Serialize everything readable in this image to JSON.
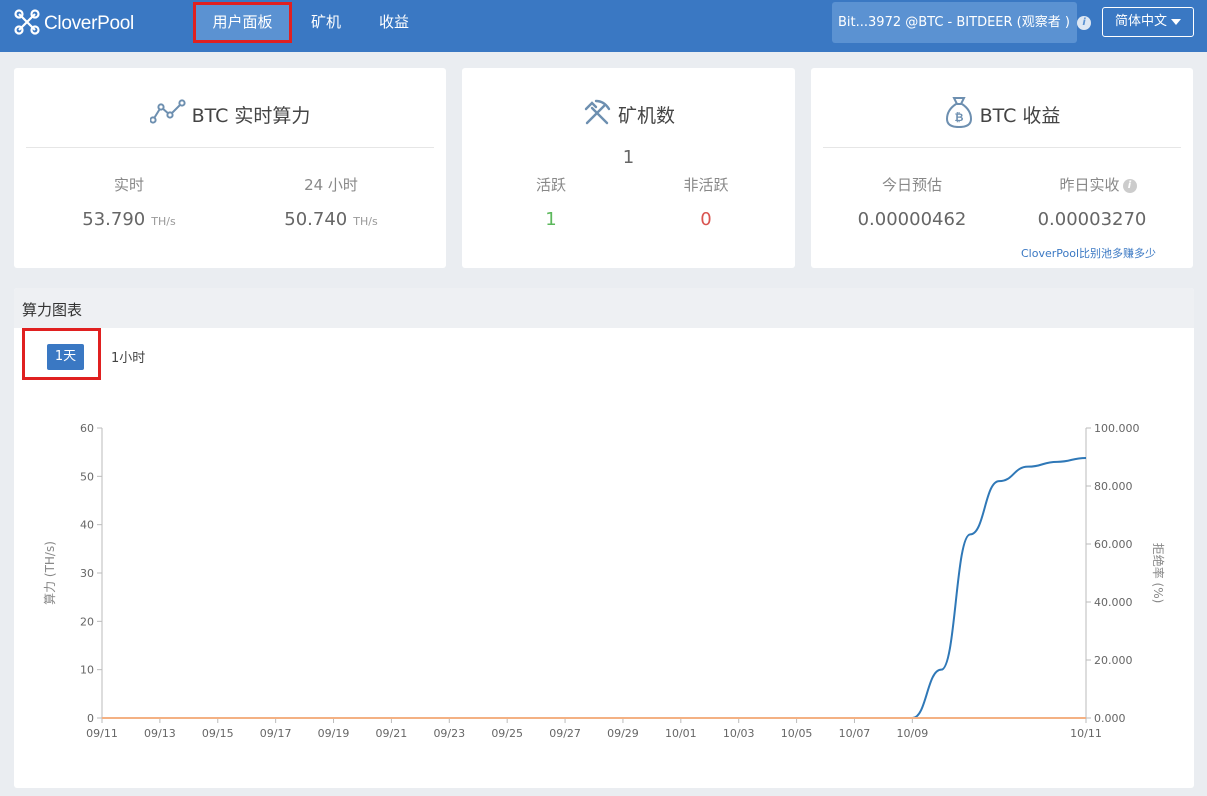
{
  "header": {
    "logo_text": "CloverPool",
    "nav": [
      {
        "label": "用户面板",
        "active": true
      },
      {
        "label": "矿机",
        "active": false
      },
      {
        "label": "收益",
        "active": false
      }
    ],
    "account_label": "Bit...3972 @BTC - BITDEER (观察者 )",
    "language": "简体中文"
  },
  "cards": {
    "hashrate": {
      "title": "BTC 实时算力",
      "realtime_label": "实时",
      "realtime_value": "53.790",
      "day_label": "24 小时",
      "day_value": "50.740",
      "unit": "TH/s"
    },
    "miners": {
      "title": "矿机数",
      "total": "1",
      "active_label": "活跃",
      "active_value": "1",
      "inactive_label": "非活跃",
      "inactive_value": "0"
    },
    "earnings": {
      "title": "BTC 收益",
      "today_label": "今日预估",
      "today_value": "0.00000462",
      "yesterday_label": "昨日实收",
      "yesterday_value": "0.00003270",
      "compare_link": "CloverPool比别池多赚多少"
    }
  },
  "chart_panel": {
    "title": "算力图表",
    "ranges": [
      {
        "label": "1天",
        "active": true
      },
      {
        "label": "1小时",
        "active": false
      }
    ]
  },
  "colors": {
    "brand": "#3a78c3",
    "active_green": "#5cb85c",
    "inactive_red": "#d9534f",
    "hashrate_line": "#2f78b7",
    "reject_line": "#f4b183"
  },
  "chart_data": {
    "type": "line",
    "x": [
      "09/11",
      "09/12",
      "09/13",
      "09/14",
      "09/15",
      "09/16",
      "09/17",
      "09/18",
      "09/19",
      "09/20",
      "09/21",
      "09/22",
      "09/23",
      "09/24",
      "09/25",
      "09/26",
      "09/27",
      "09/28",
      "09/29",
      "09/30",
      "10/01",
      "10/02",
      "10/03",
      "10/04",
      "10/05",
      "10/06",
      "10/07",
      "10/08",
      "10/09",
      "10/09",
      "10/09",
      "10/10",
      "10/10",
      "10/10",
      "10/11"
    ],
    "x_ticks": [
      "09/11",
      "09/13",
      "09/15",
      "09/17",
      "09/19",
      "09/21",
      "09/23",
      "09/25",
      "09/27",
      "09/29",
      "10/01",
      "10/03",
      "10/05",
      "10/07",
      "10/09",
      "10/11"
    ],
    "series": [
      {
        "axis": "left",
        "color": "#2f78b7",
        "values": [
          0,
          0,
          0,
          0,
          0,
          0,
          0,
          0,
          0,
          0,
          0,
          0,
          0,
          0,
          0,
          0,
          0,
          0,
          0,
          0,
          0,
          0,
          0,
          0,
          0,
          0,
          0,
          0,
          0,
          10,
          38,
          49,
          52,
          53,
          53.8
        ]
      },
      {
        "axis": "right",
        "color": "#f4b183",
        "values": [
          0,
          0,
          0,
          0,
          0,
          0,
          0,
          0,
          0,
          0,
          0,
          0,
          0,
          0,
          0,
          0,
          0,
          0,
          0,
          0,
          0,
          0,
          0,
          0,
          0,
          0,
          0,
          0,
          0,
          0,
          0,
          0,
          0,
          0,
          0
        ]
      }
    ],
    "ylabel": "算力 (TH/s)",
    "ylim": [
      0,
      60
    ],
    "y_ticks": [
      0,
      10,
      20,
      30,
      40,
      50,
      60
    ],
    "y2label": "拒绝率 (%)",
    "y2lim": [
      0,
      100
    ],
    "y2_ticks": [
      "0.000",
      "20.000",
      "40.000",
      "60.000",
      "80.000",
      "100.000"
    ],
    "grid": false
  }
}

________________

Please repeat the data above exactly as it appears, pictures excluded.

- **Expected answer**:
Serialize everything readable in this image to JSON.
{
  "header": {
    "logo_text": "CloverPool",
    "nav": [
      {
        "label": "用户面板",
        "active": true
      },
      {
        "label": "矿机",
        "active": false
      },
      {
        "label": "收益",
        "active": false
      }
    ],
    "account_label": "Bit...3972 @BTC - BITDEER (观察者 )",
    "language": "简体中文"
  },
  "cards": {
    "hashrate": {
      "title": "BTC 实时算力",
      "realtime_label": "实时",
      "realtime_value": "53.790",
      "day_label": "24 小时",
      "day_value": "50.740",
      "unit": "TH/s"
    },
    "miners": {
      "title": "矿机数",
      "total": "1",
      "active_label": "活跃",
      "active_value": "1",
      "inactive_label": "非活跃",
      "inactive_value": "0"
    },
    "earnings": {
      "title": "BTC 收益",
      "today_label": "今日预估",
      "today_value": "0.00000462",
      "yesterday_label": "昨日实收",
      "yesterday_value": "0.00003270",
      "compare_link": "CloverPool比别池多赚多少"
    }
  },
  "chart_panel": {
    "title": "算力图表",
    "ranges": [
      {
        "label": "1天",
        "active": true
      },
      {
        "label": "1小时",
        "active": false
      }
    ]
  },
  "colors": {
    "brand": "#3a78c3",
    "active_green": "#5cb85c",
    "inactive_red": "#d9534f",
    "hashrate_line": "#2f78b7",
    "reject_line": "#f4b183"
  },
  "chart_data": {
    "type": "line",
    "x": [
      "09/11",
      "09/12",
      "09/13",
      "09/14",
      "09/15",
      "09/16",
      "09/17",
      "09/18",
      "09/19",
      "09/20",
      "09/21",
      "09/22",
      "09/23",
      "09/24",
      "09/25",
      "09/26",
      "09/27",
      "09/28",
      "09/29",
      "09/30",
      "10/01",
      "10/02",
      "10/03",
      "10/04",
      "10/05",
      "10/06",
      "10/07",
      "10/08",
      "10/09",
      "10/09",
      "10/09",
      "10/10",
      "10/10",
      "10/10",
      "10/11"
    ],
    "x_ticks": [
      "09/11",
      "09/13",
      "09/15",
      "09/17",
      "09/19",
      "09/21",
      "09/23",
      "09/25",
      "09/27",
      "09/29",
      "10/01",
      "10/03",
      "10/05",
      "10/07",
      "10/09",
      "10/11"
    ],
    "series": [
      {
        "axis": "left",
        "color": "#2f78b7",
        "values": [
          0,
          0,
          0,
          0,
          0,
          0,
          0,
          0,
          0,
          0,
          0,
          0,
          0,
          0,
          0,
          0,
          0,
          0,
          0,
          0,
          0,
          0,
          0,
          0,
          0,
          0,
          0,
          0,
          0,
          10,
          38,
          49,
          52,
          53,
          53.8
        ]
      },
      {
        "axis": "right",
        "color": "#f4b183",
        "values": [
          0,
          0,
          0,
          0,
          0,
          0,
          0,
          0,
          0,
          0,
          0,
          0,
          0,
          0,
          0,
          0,
          0,
          0,
          0,
          0,
          0,
          0,
          0,
          0,
          0,
          0,
          0,
          0,
          0,
          0,
          0,
          0,
          0,
          0,
          0
        ]
      }
    ],
    "ylabel": "算力 (TH/s)",
    "ylim": [
      0,
      60
    ],
    "y_ticks": [
      0,
      10,
      20,
      30,
      40,
      50,
      60
    ],
    "y2label": "拒绝率 (%)",
    "y2lim": [
      0,
      100
    ],
    "y2_ticks": [
      "0.000",
      "20.000",
      "40.000",
      "60.000",
      "80.000",
      "100.000"
    ],
    "grid": false
  }
}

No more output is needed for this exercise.